**PROBLEM DESCRIPTION**
From the listing below, work out how many lines contain "length". Reply with that number only.

[Start of section]

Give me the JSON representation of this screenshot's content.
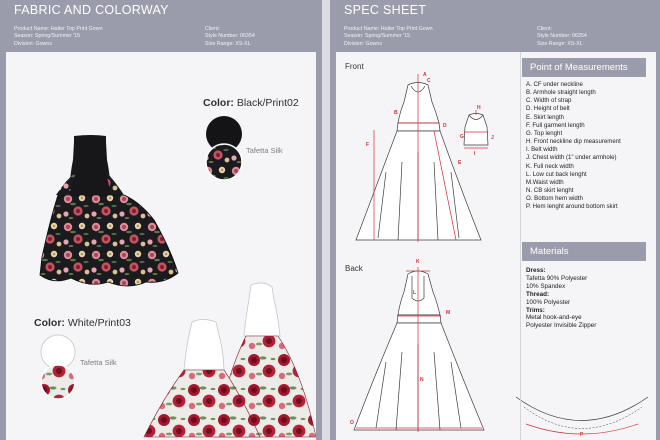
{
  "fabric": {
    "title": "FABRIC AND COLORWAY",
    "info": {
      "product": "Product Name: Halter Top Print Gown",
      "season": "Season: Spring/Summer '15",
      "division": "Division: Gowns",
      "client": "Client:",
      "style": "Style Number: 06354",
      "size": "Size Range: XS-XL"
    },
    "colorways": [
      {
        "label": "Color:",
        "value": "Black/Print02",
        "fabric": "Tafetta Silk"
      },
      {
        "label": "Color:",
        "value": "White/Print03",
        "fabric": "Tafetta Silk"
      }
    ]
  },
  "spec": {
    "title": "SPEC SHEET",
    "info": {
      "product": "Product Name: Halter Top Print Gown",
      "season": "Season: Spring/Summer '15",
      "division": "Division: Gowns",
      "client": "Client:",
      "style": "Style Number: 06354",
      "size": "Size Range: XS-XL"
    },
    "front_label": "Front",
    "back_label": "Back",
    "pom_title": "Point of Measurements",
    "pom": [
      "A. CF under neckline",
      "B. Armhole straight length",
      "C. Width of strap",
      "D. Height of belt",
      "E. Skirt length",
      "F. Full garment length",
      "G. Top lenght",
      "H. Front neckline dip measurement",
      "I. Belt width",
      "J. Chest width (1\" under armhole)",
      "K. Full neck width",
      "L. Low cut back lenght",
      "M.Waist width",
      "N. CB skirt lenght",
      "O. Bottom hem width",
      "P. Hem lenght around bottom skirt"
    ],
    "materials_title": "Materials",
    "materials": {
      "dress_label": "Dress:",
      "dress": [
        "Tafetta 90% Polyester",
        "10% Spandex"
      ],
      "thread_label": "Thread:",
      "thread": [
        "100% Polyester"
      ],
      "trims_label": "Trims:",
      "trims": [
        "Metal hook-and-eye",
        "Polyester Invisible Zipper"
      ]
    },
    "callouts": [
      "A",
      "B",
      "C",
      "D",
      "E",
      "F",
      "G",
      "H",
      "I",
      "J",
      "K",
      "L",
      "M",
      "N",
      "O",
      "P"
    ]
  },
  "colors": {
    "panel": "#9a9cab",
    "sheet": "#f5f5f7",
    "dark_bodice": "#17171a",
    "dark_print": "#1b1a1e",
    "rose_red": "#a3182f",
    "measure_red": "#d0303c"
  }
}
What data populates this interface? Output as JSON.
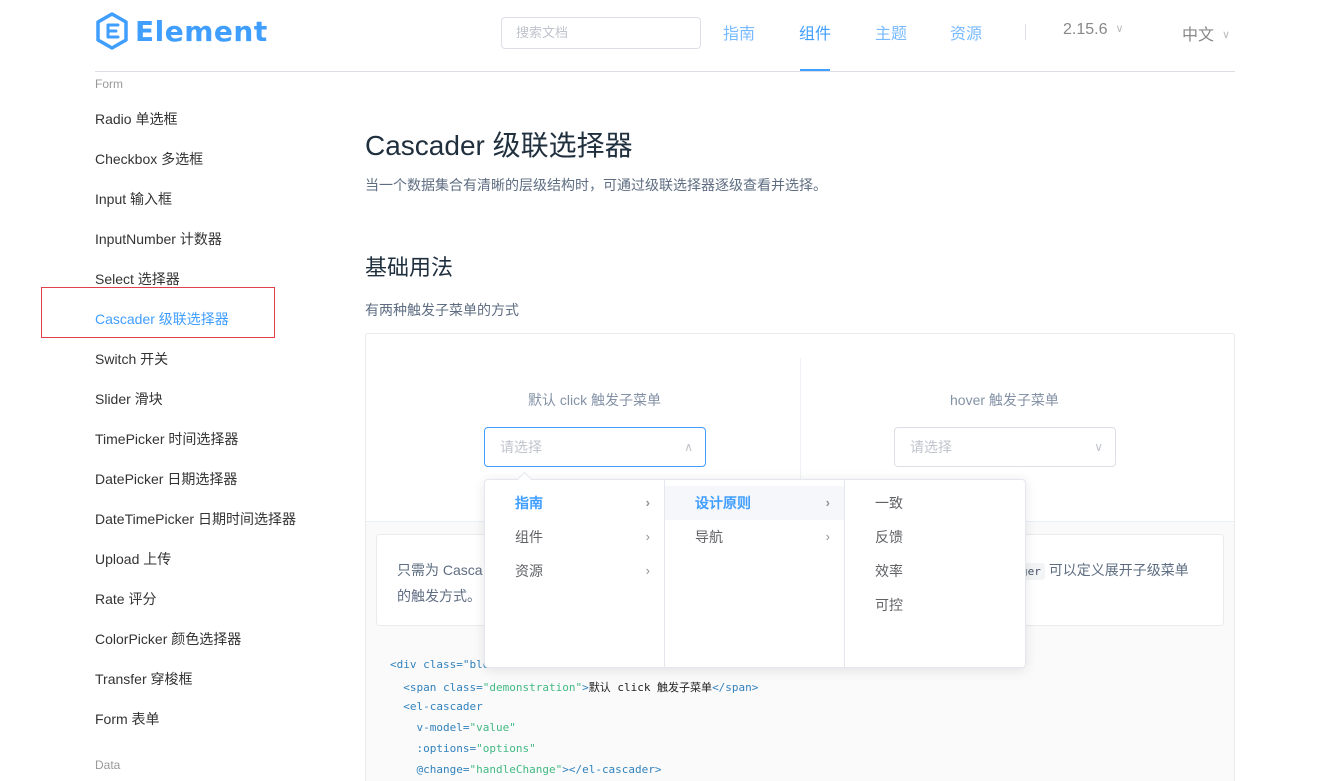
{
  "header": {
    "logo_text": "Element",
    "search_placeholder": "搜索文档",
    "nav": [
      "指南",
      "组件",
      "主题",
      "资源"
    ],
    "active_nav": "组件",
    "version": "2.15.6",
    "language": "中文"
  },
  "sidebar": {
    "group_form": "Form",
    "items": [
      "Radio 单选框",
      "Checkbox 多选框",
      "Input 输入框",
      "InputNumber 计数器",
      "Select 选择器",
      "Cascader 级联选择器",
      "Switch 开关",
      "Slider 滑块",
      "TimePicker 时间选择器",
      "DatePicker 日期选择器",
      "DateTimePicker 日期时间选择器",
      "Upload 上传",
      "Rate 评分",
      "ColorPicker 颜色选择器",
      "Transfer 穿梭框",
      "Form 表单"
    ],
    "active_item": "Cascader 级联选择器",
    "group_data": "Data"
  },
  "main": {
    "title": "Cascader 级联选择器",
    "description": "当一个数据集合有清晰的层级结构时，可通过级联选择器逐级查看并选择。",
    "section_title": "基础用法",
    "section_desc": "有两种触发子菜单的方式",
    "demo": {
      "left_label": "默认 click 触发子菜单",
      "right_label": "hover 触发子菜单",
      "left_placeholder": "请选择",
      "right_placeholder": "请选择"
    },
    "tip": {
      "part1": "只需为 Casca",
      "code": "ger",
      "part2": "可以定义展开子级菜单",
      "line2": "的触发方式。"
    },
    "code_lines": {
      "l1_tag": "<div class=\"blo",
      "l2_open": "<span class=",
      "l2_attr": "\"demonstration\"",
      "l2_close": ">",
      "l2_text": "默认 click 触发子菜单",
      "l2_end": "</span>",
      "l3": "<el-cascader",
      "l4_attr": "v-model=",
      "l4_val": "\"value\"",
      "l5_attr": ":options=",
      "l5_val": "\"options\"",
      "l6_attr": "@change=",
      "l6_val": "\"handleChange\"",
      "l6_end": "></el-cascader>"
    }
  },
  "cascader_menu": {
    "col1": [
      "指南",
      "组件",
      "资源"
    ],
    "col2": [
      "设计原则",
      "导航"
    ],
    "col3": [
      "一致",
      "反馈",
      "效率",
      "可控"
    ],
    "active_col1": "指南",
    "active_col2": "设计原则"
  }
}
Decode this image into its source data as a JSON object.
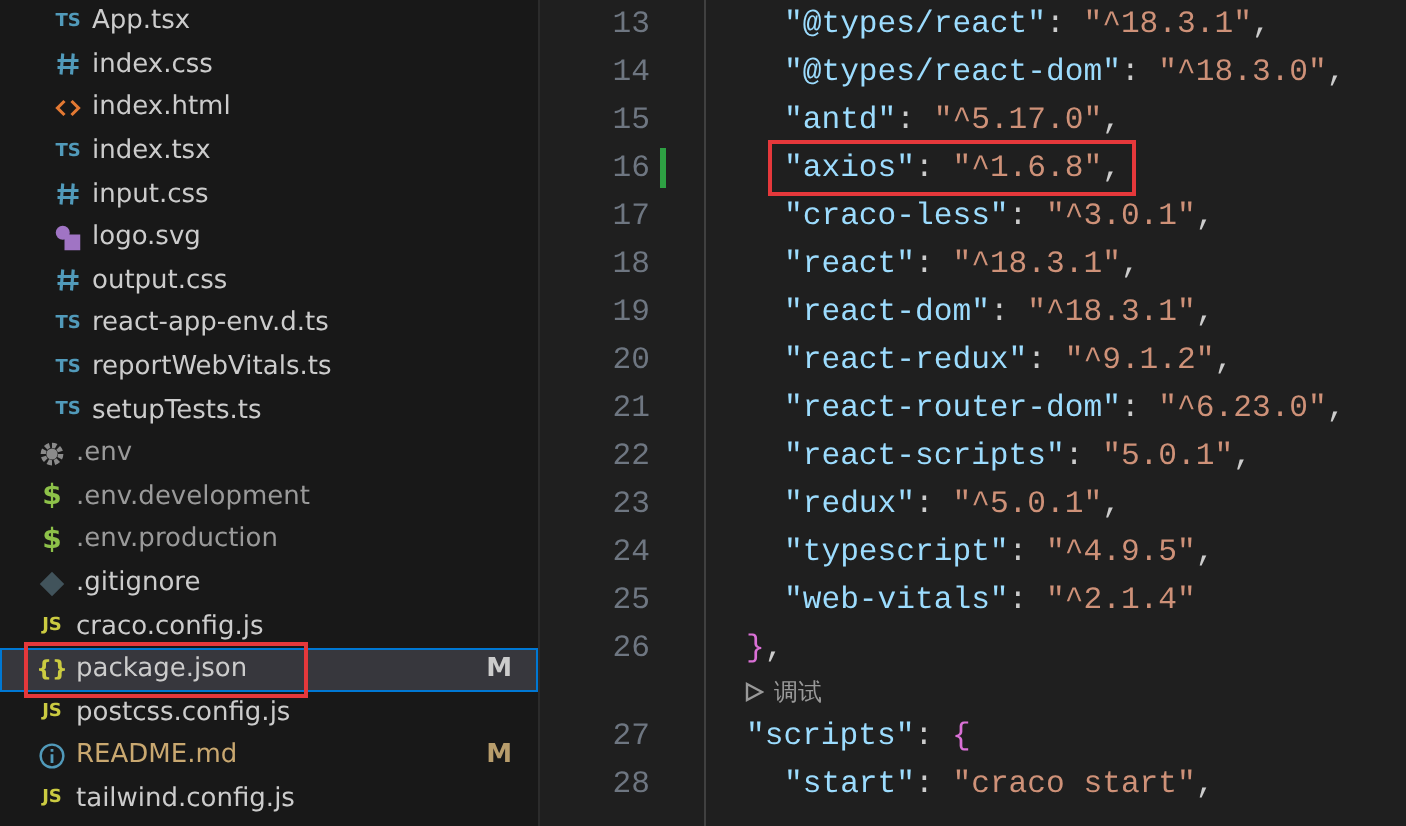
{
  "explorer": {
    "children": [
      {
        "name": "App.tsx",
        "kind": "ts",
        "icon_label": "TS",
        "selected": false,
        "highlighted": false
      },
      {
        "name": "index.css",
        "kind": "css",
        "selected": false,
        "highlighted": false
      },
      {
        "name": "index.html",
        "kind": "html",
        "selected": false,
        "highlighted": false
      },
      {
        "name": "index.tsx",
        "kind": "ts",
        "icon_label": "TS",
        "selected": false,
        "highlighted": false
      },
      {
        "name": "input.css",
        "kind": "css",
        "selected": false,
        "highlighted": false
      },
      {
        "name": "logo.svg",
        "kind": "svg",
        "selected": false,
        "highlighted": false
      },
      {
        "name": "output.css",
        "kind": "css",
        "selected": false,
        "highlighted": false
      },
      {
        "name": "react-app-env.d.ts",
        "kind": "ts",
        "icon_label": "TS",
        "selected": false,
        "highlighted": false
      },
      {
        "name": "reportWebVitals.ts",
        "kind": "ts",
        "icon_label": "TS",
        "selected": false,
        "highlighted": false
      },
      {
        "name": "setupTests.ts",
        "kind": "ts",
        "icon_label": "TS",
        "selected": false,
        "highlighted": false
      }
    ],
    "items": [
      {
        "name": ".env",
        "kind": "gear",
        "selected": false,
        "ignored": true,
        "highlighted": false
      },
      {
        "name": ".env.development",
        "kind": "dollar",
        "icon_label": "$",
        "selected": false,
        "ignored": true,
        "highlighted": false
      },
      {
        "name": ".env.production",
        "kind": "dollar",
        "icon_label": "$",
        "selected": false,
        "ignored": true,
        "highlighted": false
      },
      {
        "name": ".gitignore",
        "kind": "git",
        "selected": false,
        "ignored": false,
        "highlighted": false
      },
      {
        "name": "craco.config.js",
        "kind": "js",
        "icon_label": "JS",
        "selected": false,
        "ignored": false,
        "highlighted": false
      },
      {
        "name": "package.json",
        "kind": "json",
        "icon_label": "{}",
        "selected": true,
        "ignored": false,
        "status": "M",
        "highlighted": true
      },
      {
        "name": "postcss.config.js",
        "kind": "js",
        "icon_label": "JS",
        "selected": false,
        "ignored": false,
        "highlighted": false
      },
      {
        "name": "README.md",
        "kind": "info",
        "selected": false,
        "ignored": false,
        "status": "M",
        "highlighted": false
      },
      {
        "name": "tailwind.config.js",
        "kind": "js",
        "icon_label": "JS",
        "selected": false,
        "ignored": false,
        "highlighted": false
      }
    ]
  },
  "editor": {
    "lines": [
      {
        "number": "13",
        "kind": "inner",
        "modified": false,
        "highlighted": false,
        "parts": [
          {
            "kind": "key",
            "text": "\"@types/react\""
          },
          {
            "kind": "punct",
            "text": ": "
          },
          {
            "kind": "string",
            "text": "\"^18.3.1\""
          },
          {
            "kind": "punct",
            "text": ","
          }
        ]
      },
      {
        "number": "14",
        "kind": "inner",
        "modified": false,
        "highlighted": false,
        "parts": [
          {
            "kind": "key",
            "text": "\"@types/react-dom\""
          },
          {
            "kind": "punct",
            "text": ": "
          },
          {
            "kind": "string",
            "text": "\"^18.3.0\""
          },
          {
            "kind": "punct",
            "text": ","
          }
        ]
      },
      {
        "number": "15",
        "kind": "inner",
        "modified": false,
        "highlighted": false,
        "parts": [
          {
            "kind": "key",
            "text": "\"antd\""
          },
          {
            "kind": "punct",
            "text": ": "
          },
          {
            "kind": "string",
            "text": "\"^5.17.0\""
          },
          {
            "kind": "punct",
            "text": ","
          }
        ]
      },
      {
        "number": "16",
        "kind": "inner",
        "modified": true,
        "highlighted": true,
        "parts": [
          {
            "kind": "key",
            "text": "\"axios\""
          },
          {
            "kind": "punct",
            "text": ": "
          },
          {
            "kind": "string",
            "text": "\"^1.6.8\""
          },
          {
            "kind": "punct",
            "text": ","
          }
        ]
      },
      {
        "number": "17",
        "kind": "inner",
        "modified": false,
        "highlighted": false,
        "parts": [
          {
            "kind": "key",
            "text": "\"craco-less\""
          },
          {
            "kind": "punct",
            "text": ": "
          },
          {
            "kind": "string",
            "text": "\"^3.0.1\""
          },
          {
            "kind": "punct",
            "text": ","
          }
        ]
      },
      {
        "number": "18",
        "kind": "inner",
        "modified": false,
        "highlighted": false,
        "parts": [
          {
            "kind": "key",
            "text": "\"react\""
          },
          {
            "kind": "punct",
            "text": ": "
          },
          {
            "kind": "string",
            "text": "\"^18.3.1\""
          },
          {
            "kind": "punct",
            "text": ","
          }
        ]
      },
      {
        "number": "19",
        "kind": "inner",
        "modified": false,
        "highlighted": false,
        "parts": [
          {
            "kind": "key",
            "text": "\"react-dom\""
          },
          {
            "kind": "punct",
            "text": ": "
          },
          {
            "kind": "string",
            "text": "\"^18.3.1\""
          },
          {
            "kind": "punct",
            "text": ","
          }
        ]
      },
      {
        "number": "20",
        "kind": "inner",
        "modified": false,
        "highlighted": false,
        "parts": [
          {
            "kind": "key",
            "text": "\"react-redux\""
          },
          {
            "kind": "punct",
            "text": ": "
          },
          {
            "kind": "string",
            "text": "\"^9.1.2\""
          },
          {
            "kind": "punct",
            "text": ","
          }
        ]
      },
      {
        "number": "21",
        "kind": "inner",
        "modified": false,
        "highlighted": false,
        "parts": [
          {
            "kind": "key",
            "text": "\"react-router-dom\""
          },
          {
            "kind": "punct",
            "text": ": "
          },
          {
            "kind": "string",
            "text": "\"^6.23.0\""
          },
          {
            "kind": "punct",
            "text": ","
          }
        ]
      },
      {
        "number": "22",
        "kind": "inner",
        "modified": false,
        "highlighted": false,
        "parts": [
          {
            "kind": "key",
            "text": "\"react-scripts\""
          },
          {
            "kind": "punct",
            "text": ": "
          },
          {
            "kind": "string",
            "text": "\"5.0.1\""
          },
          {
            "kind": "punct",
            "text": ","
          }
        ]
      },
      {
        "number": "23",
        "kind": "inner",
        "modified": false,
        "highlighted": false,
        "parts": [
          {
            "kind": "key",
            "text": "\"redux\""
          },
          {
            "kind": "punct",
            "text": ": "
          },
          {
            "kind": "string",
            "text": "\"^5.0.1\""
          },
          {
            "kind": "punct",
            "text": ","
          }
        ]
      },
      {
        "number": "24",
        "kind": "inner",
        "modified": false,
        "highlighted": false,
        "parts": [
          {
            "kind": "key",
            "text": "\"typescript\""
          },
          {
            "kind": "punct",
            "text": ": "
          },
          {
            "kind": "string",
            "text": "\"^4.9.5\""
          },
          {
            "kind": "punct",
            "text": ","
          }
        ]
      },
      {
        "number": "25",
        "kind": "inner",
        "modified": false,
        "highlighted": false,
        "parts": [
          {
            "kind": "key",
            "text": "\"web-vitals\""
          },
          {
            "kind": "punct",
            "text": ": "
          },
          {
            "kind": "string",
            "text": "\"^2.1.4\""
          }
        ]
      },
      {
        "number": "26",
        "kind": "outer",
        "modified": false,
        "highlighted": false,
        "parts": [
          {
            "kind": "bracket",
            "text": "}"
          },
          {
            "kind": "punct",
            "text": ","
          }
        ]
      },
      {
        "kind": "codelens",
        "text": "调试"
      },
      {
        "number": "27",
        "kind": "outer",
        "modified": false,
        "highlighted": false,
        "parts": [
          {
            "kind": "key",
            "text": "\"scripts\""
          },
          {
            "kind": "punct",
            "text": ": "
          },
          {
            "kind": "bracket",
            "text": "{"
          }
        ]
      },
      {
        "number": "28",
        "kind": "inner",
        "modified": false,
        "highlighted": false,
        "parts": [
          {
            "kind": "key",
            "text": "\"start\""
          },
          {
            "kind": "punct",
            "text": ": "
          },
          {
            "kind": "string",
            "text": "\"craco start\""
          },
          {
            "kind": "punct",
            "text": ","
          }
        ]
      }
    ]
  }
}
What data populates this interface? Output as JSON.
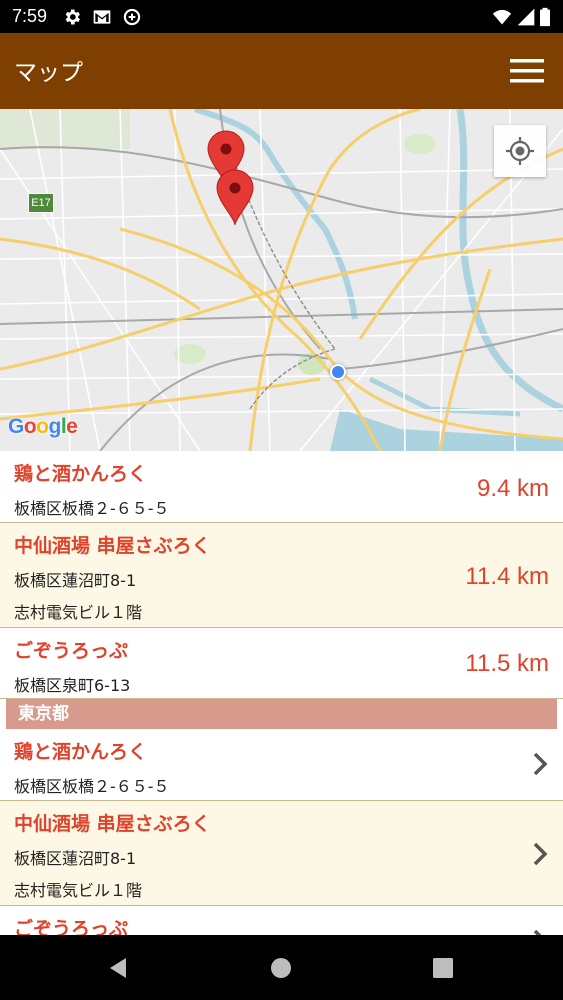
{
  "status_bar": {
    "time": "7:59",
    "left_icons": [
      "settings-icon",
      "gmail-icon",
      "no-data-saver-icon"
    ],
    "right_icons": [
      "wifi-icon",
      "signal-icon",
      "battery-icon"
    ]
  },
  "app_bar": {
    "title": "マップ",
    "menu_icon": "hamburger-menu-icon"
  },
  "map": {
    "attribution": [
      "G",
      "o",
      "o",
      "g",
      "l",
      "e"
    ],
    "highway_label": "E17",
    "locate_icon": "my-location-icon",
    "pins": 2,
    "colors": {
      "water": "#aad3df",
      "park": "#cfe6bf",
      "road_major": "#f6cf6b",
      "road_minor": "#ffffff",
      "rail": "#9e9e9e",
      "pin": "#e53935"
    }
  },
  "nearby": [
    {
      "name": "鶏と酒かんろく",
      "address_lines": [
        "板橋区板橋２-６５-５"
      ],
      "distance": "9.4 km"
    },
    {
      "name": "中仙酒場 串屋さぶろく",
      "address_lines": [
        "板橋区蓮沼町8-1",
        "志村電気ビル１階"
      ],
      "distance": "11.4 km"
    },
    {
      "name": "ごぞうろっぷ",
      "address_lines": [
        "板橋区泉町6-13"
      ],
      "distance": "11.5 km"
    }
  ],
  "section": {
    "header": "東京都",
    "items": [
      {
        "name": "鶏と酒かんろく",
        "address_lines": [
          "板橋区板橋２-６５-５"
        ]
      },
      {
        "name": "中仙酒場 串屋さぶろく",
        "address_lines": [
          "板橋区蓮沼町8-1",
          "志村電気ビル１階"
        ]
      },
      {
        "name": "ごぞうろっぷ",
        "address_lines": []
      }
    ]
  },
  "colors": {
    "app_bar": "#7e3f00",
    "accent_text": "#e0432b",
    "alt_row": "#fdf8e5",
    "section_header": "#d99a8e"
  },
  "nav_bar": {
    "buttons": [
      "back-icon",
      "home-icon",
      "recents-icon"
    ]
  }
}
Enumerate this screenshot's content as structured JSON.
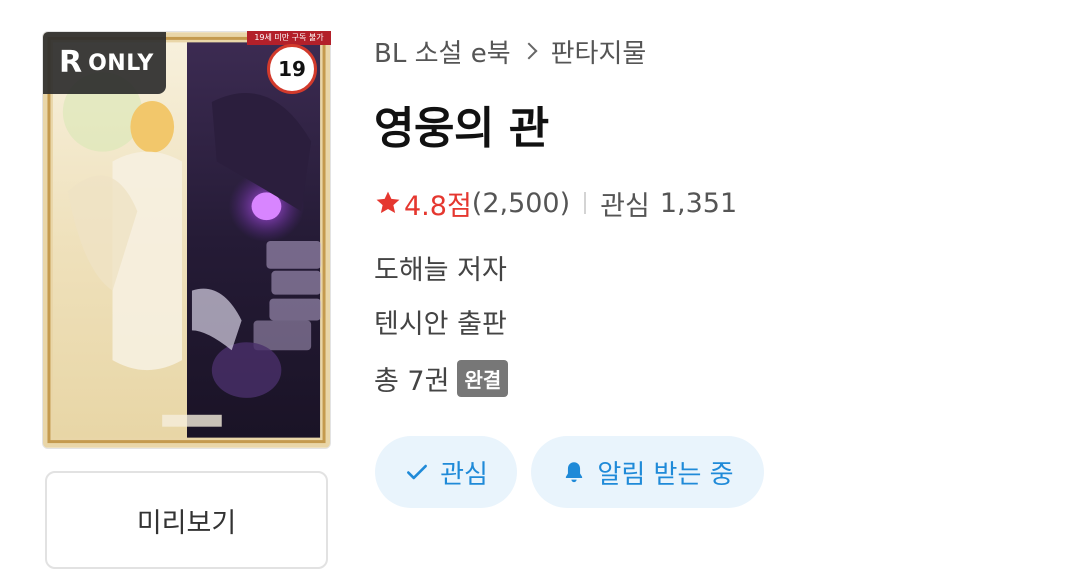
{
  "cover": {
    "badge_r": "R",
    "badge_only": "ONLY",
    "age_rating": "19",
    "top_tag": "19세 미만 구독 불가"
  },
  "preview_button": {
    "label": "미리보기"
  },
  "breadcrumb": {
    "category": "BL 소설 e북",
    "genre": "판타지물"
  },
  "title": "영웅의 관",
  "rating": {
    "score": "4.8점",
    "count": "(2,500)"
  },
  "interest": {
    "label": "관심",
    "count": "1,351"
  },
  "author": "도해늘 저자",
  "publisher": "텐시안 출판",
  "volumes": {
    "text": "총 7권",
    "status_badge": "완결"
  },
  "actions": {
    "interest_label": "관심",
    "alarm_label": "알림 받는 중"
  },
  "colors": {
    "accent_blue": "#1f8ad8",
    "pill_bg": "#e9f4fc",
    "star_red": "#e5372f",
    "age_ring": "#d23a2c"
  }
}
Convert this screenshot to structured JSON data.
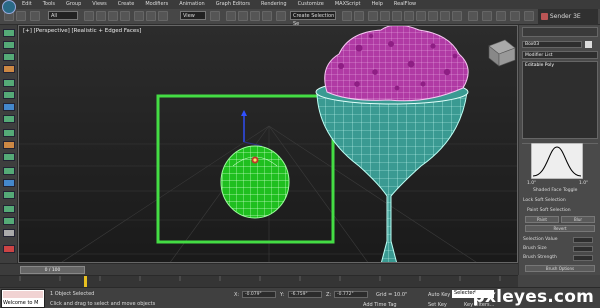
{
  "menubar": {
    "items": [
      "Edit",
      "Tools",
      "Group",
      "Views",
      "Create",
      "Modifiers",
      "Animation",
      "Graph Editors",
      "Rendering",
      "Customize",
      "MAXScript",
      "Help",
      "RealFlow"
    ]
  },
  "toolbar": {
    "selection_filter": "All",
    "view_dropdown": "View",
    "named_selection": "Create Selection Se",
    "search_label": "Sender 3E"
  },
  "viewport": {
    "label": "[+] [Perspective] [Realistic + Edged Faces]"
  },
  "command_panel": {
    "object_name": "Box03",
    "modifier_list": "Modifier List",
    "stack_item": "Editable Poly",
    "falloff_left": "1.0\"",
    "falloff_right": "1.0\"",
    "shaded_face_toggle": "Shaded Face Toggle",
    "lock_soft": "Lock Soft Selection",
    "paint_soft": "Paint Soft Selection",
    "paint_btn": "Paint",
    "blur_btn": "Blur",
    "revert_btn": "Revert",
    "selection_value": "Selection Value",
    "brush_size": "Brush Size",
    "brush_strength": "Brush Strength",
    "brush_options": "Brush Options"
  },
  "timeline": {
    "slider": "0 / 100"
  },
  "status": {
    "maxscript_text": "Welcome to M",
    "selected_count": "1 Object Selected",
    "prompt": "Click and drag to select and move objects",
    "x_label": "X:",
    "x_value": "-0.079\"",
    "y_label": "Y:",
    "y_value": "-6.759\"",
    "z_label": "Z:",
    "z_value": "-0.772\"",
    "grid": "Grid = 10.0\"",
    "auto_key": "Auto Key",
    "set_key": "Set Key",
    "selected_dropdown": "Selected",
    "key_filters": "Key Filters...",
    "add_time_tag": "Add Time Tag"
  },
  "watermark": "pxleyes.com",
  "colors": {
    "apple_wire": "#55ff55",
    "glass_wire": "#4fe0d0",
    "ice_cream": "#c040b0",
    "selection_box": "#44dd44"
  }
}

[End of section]

**WRITTEN ANSWER**
3